ABOUT THIS TASK :: Report the number of lines in the data below where the string "name" shows up, and only that number.

MATERIAL FOR THE TASK ::
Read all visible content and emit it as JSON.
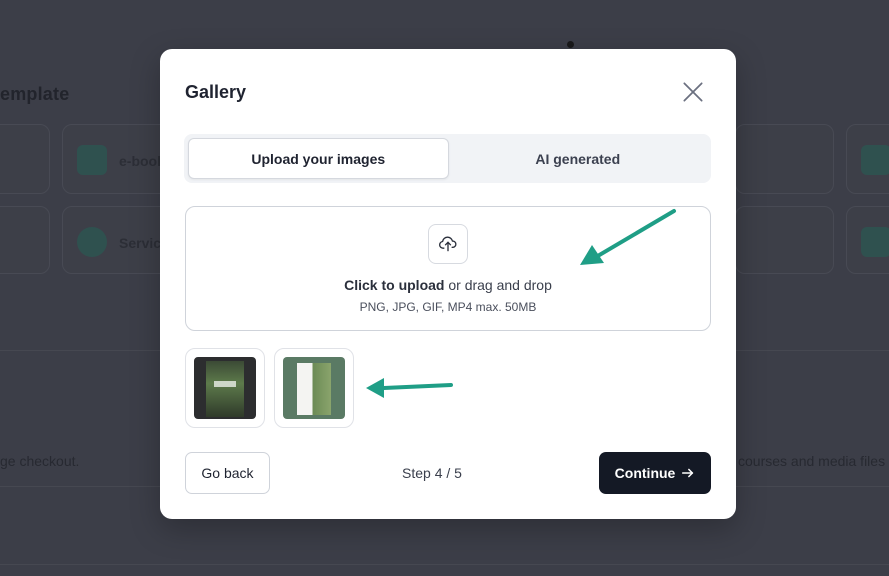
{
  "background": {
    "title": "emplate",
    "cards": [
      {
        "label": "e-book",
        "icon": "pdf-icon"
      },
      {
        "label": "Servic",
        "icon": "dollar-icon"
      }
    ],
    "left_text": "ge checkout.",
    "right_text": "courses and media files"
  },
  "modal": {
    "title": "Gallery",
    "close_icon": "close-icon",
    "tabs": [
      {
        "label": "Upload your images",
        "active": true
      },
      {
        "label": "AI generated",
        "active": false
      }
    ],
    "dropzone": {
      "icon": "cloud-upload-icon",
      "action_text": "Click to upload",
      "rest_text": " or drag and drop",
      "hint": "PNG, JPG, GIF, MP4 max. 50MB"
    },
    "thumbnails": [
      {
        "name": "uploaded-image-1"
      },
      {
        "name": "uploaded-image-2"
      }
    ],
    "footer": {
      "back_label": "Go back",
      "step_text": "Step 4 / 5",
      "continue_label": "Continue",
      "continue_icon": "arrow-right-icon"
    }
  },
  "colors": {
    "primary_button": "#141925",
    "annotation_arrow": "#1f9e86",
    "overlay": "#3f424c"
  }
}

WORKED SOLUTION :: 2